Pearl millet is a major staple food crop of Northern Namibia dominantly produced by small scale farmers. This paper examines technical efficiency of smallholder pearl millet farmers under Conservation and Traditional Agriculture as well as their willingness to pay for extension services. The data was collected using a structured questionnaire administrated to 100 randomly selected small-scale pearl millet farmers in Omusati, Ohangwena, Oshikoto, Oshana and Kavango regions. Data was analysed by descriptive statistics, stochastic frontier production function approach as well as the probit regression model. The estimated stochastic frontier Cobb- Douglas production function showed that land availability, the level of fertilizer use and tractor power explains variations in the production of pearl millet. The efficiency analysis results show that farm level technical efficiency for Conservation Agriculture and Traditional Agriculture were 32% and 33% respectively. This indicates that overall, there is a potential to improve efficiency in pearl millet production among smallholder farmers in the study area by 68% through the efficient use of Conservation Agriculture. Furthermore, on Traditional Agriculture, there is a potential to improve efficiency by about 67% utilising existing farm resources better and adopting improved technology and techniques. Based on this result, the study recommends that Conservation Agriculture should be continued and over a long period of time so that the impact can be felt. The results of the inefficiency model indicate that under Conservation Agriculture, farming experience has a significant positive effect on efficiency. While on Traditional Agriculture, farm experience, farm size, training had a significant and positive effect on efficiency. The policy implications with regards to the technical efficiency are that to improve farm efficiency, efforts should focus on capacity building, training, extension services, information on agronomic practices and farmer’s education. On farmer’s willingness to pay for extension services, the predicted probability of getting farmers willing to pay is 60%. The model showed that farm size, Income < 2000, cooperative membership and household size are significant determinants of farmers’ willingness to pay. The study recommends that these key parameters are given proper policy consideration in the design and the implementation of a workable policy, for example, improving extension services through privatization.

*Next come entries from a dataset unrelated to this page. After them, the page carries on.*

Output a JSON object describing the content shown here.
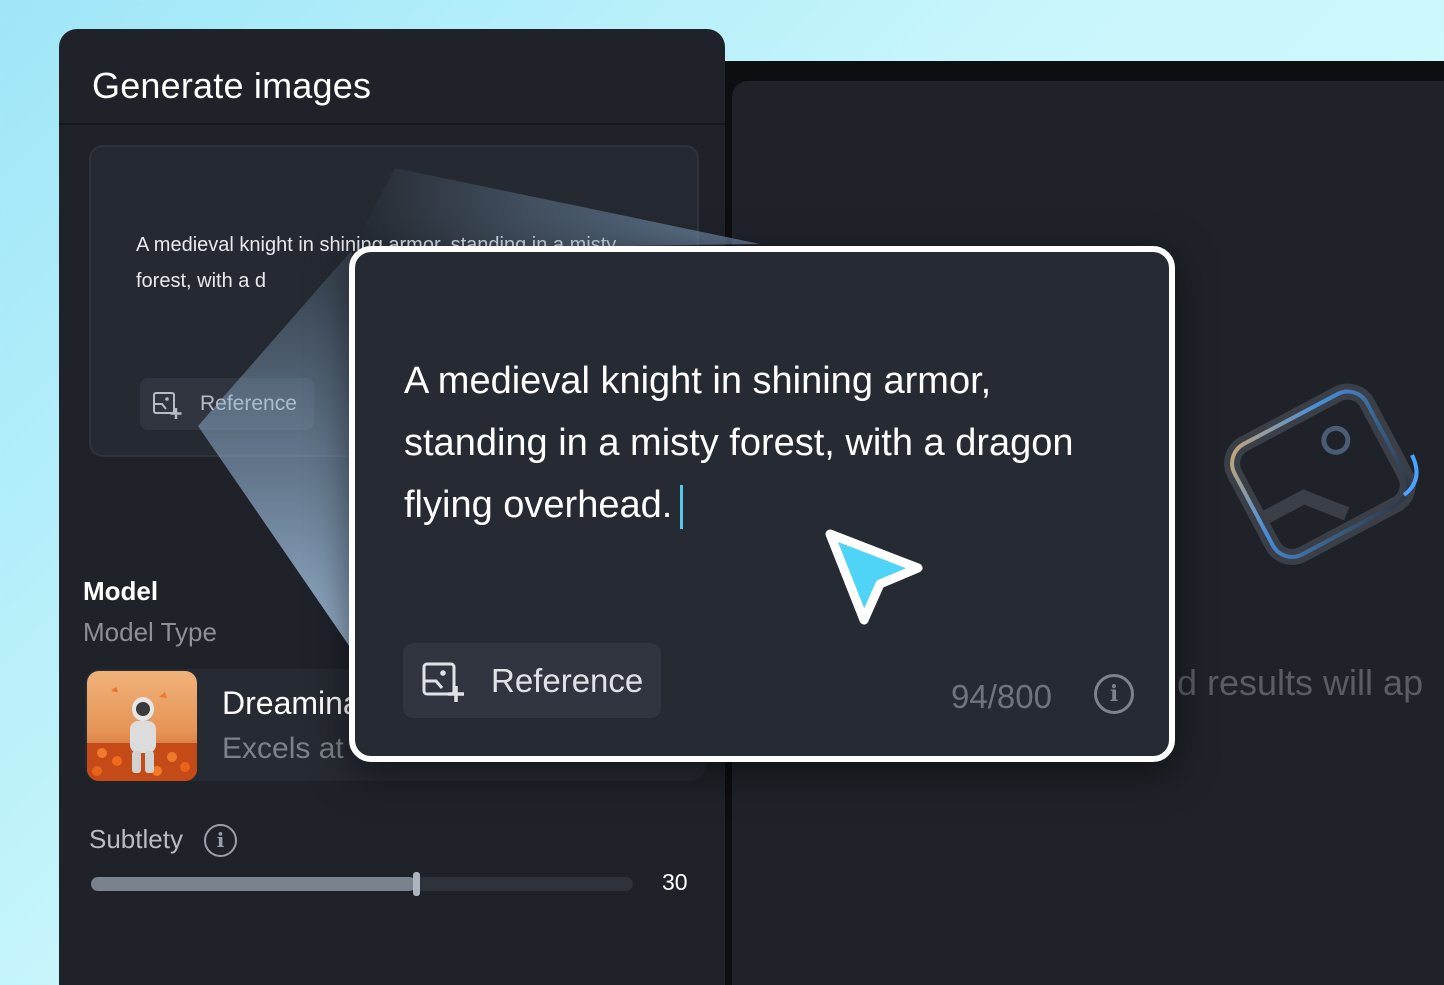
{
  "panel": {
    "title": "Generate images"
  },
  "prompt": {
    "text": "A medieval knight in shining armor, standing in a misty forest, with a dragon flying overhead.",
    "small_text": "A medieval knight in shining armor, standing in a misty forest, with a d",
    "reference_label": "Reference",
    "char_count": "94/800"
  },
  "model": {
    "heading": "Model",
    "type_label": "Model Type",
    "name": "Dreamina",
    "description": "Excels at"
  },
  "subtlety": {
    "label": "Subtlety",
    "value": "30",
    "fraction": 0.6
  },
  "results": {
    "placeholder": "d results will ap"
  },
  "colors": {
    "accent": "#56c8f0",
    "panel_bg": "#1f2229",
    "card_bg": "#262a33"
  }
}
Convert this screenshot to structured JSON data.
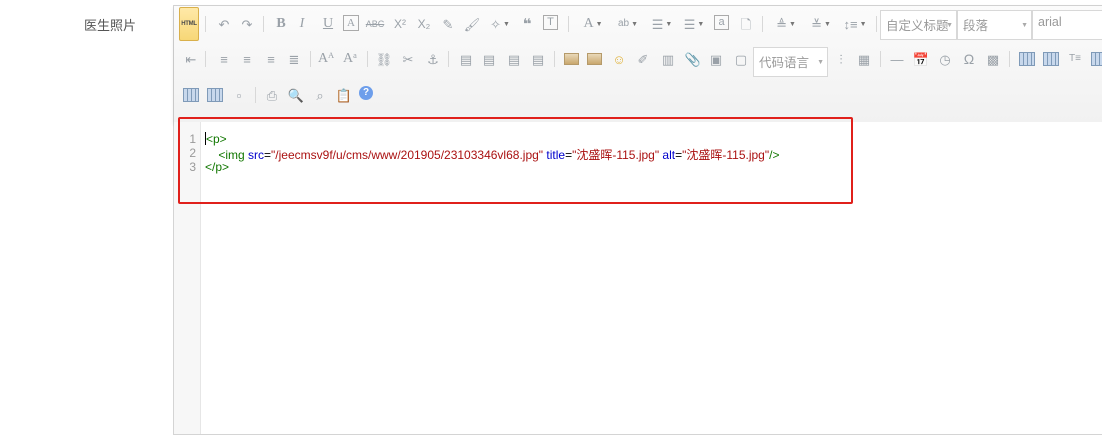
{
  "form": {
    "label": "医生照片"
  },
  "toolbar": {
    "html_button": "HTML",
    "font_family_placeholder": "自定义标题",
    "paragraph_placeholder": "段落",
    "font_name": "arial",
    "code_lang_placeholder": "代码语言"
  },
  "code": {
    "line_numbers": [
      "1",
      "2",
      "3"
    ],
    "line1_tag": "<p>",
    "line2_indent": "    ",
    "line2_open": "<img",
    "line2_attr1": " src",
    "line2_eq1": "=",
    "line2_val1": "\"/jeecmsv9f/u/cms/www/201905/23103346vl68.jpg\"",
    "line2_attr2": " title",
    "line2_eq2": "=",
    "line2_val2": "\"沈盛晖-115.jpg\"",
    "line2_attr3": " alt",
    "line2_eq3": "=",
    "line2_val3": "\"沈盛晖-115.jpg\"",
    "line2_close": "/>",
    "line3_tag": "</p>"
  },
  "colors": {
    "highlight": "#e0201b",
    "tag": "#117700",
    "attr": "#0000cc",
    "string": "#aa1111"
  }
}
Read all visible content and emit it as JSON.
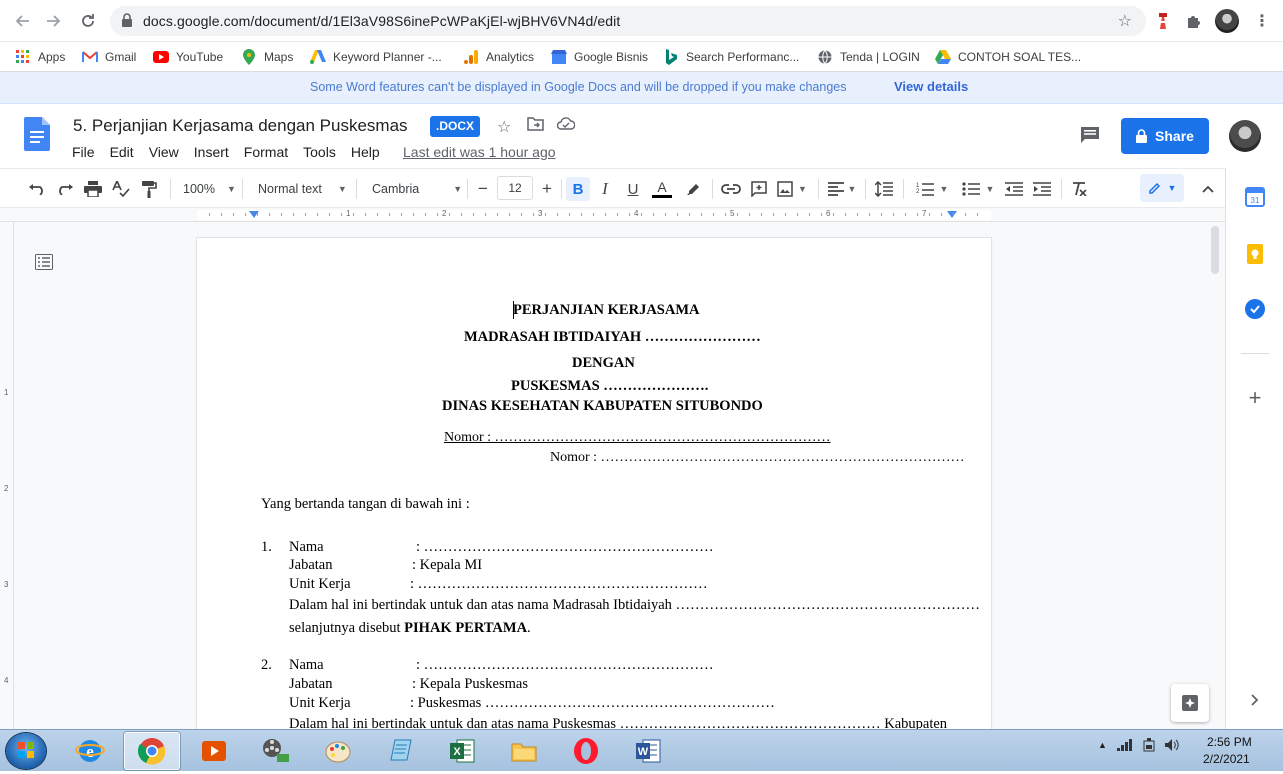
{
  "browser": {
    "url": "docs.google.com/document/d/1El3aV98S6inePcWPaKjEl-wjBHV6VN4d/edit"
  },
  "bookmarks": [
    {
      "label": "Apps",
      "icon": "apps-grid-icon"
    },
    {
      "label": "Gmail",
      "icon": "gmail-icon"
    },
    {
      "label": "YouTube",
      "icon": "youtube-icon"
    },
    {
      "label": "Maps",
      "icon": "maps-icon"
    },
    {
      "label": "Keyword Planner -...",
      "icon": "google-ads-icon"
    },
    {
      "label": "Analytics",
      "icon": "analytics-icon"
    },
    {
      "label": "Google Bisnis",
      "icon": "google-business-icon"
    },
    {
      "label": "Search Performanc...",
      "icon": "bing-icon"
    },
    {
      "label": "Tenda | LOGIN",
      "icon": "globe-icon"
    },
    {
      "label": "CONTOH SOAL TES...",
      "icon": "drive-icon"
    }
  ],
  "banner": {
    "text": "Some Word features can't be displayed in Google Docs and will be dropped if you make changes",
    "link": "View details"
  },
  "doc": {
    "title": "5. Perjanjian Kerjasama dengan Puskesmas",
    "badge": ".DOCX",
    "menu": [
      "File",
      "Edit",
      "View",
      "Insert",
      "Format",
      "Tools",
      "Help"
    ],
    "last_edit": "Last edit was 1 hour ago",
    "share": "Share"
  },
  "toolbar": {
    "zoom": "100%",
    "style": "Normal text",
    "font": "Cambria",
    "font_size": "12"
  },
  "ruler": {
    "numbers": [
      "1",
      "1",
      "2",
      "3",
      "4",
      "5",
      "6",
      "7"
    ],
    "vertical_numbers": [
      "1",
      "2",
      "3",
      "4"
    ]
  },
  "content": {
    "title_lines": [
      "PERJANJIAN KERJASAMA",
      "MADRASAH IBTIDAIYAH ……………………",
      "DENGAN",
      "PUSKESMAS ………………….",
      "DINAS KESEHATAN KABUPATEN SITUBONDO"
    ],
    "nomor1": "Nomor      : ………………………………………………………………",
    "nomor2": "Nomor       : ……………………………………………………………………",
    "intro": "Yang bertanda tangan di bawah ini :",
    "p1": {
      "num": "1.",
      "nama_label": "Nama",
      "nama_value": ": ……………………………………………………",
      "jabatan_label": "Jabatan",
      "jabatan_value": ": Kepala MI",
      "unit_label": "Unit Kerja",
      "unit_value": ": ……………………………………………………",
      "line1": "Dalam hal ini bertindak untuk dan atas nama Madrasah Ibtidaiyah ………………………………………………………",
      "line2_pre": "selanjutnya disebut ",
      "line2_bold": "PIHAK PERTAMA",
      "line2_post": "."
    },
    "p2": {
      "num": "2.",
      "nama_label": "Nama",
      "nama_value": ": ……………………………………………………",
      "jabatan_label": "Jabatan",
      "jabatan_value": ": Kepala Puskesmas",
      "unit_label": "Unit Kerja",
      "unit_value": ": Puskesmas ……………………………………………………",
      "line1": "Dalam hal ini bertindak untuk dan atas nama Puskesmas ……………………………………………… Kabupaten"
    }
  },
  "clock": {
    "time": "2:56 PM",
    "date": "2/2/2021"
  },
  "colors": {
    "accent": "#1a73e8",
    "banner_bg": "#e8f0fe",
    "taskbar": "#a6c2df"
  }
}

Technical efficiency, Willingness to pay, Conservation Agriculture, Pearl millet


Montle, B.P. (2016).Production frontier of small scale pearl millet farmers under conservation agriculture in northern Namibia. [Unpublished Masters Thesis]. Namibia University of Science and Technology.